    Hi Artie,
    I had a weekend up in the Farnes a couple of weeks ago. I took my 600 f/4 and 70-200 f/2.8 plus 1.4 and 2.0 TC’s.
    I found the 600 mm very useful on staple island but not so good on inner farne. There is very limited room on inner farne and Arctic Terns nesting all over the path which makes using a tripod very difficult. The Terns are the highlight on inner farne and hover right in front of your face so no need for big lenses.
    In short forget Puffins on inner farne but some good oportunities for them on Staple Island.

    • avatar Arthur Morris/BIRDS AS ART

      Thanks Ron. See this morning’s blog post; I have decided to leave the 600 II at home.

      Did you use the 600 II with TCs? I have heard that the tern colony was recently put off limits by the rangers :(….

  • Beautiful images Artie. I especially like the little one from Nickerson Beach. I can’t wait to get there this year!
    It is nice to hear from Indranil too 🙂

  • avatar Gary Axten

    Helium balloons tied to the camera bag?

    It sounds like it’s time to get the grandchildren interested in photography. First step carrying grandpa’s lenses 😀

  • avatar Gary Axten

    I presume you would have the lens in your roll-along so the only time it would hurt your shoulder would be in the field. Could you not leave the 600 in the car in case you need it?

    Do you hope to take pictures of the less approachable birds such as Razorbills & Guillemots?

    • avatar Arthur Morris/BIRDS AS ART

      It won’t do much good in the car as we are doing 7 boat trips 🙂

      If I do bring the lens on the trip I would not bring it on our first puffin island landing.
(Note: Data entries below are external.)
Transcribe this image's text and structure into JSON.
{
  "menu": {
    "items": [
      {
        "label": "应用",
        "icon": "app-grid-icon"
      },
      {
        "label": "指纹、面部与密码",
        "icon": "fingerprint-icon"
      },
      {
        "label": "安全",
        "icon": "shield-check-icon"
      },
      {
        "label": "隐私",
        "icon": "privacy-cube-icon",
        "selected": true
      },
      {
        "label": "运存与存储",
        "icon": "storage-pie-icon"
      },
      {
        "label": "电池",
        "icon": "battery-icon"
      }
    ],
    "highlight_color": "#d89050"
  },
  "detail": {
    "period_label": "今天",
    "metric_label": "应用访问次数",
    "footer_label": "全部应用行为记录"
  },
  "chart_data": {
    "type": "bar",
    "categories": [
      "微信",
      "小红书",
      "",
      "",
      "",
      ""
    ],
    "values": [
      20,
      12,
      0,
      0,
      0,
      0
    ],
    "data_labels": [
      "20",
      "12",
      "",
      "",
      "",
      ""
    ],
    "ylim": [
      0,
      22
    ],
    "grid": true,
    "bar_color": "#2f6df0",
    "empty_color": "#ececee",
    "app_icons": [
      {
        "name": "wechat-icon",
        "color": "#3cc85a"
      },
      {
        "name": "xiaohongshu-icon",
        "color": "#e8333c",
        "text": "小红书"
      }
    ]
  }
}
I would decide once I scoped things out…. And as above, it might be needed for our shoreline forays.